Lift every line from the entries that includes the word "JSON".

[[ PROVIDED ENTRIES open ]]

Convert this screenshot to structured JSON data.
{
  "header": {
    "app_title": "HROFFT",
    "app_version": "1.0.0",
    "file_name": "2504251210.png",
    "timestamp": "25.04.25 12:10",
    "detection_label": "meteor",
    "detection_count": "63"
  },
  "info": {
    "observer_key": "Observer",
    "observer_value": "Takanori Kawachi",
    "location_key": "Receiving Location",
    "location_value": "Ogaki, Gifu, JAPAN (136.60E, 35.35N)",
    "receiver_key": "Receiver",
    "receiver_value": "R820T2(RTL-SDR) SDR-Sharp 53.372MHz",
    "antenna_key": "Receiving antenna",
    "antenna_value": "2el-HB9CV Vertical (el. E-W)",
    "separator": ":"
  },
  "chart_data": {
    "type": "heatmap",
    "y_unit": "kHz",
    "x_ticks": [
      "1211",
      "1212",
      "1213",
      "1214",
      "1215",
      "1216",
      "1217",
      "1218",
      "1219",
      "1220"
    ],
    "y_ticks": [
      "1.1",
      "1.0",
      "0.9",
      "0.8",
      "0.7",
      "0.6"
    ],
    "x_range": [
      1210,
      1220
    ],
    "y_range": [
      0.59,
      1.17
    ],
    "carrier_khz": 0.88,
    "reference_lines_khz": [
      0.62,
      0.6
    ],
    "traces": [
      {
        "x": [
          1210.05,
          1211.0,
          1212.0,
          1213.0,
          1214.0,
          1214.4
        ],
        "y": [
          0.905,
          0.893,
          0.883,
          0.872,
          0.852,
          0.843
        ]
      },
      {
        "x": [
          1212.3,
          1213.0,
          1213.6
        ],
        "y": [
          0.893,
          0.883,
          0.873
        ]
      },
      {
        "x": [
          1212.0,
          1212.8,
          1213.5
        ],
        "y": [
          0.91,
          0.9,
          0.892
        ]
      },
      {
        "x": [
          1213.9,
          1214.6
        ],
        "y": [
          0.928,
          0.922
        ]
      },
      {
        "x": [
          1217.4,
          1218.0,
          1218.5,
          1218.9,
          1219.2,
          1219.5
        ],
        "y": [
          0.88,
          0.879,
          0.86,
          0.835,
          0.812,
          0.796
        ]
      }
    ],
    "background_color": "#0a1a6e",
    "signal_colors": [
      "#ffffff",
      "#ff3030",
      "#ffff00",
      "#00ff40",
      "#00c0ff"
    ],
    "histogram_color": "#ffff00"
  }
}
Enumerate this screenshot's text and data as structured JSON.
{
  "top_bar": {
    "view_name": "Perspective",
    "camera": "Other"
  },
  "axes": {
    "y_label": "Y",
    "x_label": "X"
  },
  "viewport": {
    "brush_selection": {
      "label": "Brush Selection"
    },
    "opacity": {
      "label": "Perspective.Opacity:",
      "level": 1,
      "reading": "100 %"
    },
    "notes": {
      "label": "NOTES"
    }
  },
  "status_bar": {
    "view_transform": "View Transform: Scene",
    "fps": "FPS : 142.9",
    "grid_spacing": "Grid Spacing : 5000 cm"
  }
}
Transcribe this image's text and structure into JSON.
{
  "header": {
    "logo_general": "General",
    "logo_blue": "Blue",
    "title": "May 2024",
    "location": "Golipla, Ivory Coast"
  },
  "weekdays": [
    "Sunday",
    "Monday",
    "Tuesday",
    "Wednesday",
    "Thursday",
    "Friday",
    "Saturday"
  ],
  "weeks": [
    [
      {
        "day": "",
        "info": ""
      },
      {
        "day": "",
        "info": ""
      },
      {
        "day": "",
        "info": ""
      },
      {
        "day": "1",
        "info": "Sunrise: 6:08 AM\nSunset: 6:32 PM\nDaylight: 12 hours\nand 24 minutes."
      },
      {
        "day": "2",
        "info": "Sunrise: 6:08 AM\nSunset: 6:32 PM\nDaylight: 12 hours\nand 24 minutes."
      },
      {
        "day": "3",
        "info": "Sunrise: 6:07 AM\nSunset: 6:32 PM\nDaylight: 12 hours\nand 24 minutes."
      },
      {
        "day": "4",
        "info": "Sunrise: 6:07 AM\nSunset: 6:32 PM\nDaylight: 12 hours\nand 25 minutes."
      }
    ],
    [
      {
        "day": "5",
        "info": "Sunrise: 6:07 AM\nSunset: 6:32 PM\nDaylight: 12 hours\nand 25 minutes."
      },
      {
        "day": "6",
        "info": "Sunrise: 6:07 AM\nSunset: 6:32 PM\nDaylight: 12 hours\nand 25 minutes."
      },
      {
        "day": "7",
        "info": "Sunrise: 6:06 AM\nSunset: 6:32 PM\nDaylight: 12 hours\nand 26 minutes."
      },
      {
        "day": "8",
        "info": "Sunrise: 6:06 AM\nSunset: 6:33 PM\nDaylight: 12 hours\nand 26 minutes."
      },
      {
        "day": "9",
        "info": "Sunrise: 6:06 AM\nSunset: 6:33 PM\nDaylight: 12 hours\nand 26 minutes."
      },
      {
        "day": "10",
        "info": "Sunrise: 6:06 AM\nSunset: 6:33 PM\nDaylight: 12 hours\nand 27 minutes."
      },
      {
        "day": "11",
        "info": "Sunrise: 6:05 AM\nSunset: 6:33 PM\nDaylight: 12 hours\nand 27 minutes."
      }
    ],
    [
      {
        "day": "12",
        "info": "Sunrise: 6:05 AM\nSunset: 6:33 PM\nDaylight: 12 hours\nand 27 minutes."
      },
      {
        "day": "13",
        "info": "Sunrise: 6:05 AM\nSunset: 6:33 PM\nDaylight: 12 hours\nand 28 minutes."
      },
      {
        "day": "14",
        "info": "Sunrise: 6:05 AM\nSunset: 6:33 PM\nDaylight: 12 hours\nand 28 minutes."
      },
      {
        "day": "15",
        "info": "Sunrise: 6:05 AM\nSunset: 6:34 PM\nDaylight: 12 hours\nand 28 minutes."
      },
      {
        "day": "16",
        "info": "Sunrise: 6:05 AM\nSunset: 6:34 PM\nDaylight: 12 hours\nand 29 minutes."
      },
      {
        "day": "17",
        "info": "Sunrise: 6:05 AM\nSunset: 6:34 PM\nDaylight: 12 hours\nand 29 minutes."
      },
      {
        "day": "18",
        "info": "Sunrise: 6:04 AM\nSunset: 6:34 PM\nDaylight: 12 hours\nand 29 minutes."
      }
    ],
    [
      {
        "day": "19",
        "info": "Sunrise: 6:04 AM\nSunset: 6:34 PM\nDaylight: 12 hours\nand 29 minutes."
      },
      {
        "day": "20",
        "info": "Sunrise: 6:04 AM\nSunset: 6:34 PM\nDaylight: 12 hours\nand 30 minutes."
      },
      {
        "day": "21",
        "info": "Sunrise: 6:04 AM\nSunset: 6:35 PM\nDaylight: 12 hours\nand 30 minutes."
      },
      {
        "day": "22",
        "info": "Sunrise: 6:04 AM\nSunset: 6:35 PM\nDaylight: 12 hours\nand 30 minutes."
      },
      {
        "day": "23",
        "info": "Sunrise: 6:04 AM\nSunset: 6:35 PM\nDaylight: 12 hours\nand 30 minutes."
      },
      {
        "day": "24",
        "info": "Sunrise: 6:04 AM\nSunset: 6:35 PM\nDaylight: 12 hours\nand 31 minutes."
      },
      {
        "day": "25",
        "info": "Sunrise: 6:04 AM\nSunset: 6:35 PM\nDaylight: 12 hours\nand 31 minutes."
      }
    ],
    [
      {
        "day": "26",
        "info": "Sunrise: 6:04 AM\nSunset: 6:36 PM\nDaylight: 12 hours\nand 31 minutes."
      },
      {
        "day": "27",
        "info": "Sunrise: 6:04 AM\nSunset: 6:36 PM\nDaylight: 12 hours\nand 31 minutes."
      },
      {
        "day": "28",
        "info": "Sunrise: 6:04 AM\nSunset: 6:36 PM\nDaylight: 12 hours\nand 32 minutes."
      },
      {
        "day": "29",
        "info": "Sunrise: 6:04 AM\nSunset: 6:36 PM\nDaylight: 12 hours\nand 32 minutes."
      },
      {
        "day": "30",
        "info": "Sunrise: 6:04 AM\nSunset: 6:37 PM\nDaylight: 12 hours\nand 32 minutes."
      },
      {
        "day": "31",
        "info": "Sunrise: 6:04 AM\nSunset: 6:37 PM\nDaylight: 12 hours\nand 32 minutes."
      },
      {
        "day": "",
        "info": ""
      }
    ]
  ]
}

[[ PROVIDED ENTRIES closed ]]

THE ANSWER
Convert this screenshot to structured JSON data.
Enumerate this screenshot's text and data as structured JSON.
Transcribe this image's text and structure into JSON.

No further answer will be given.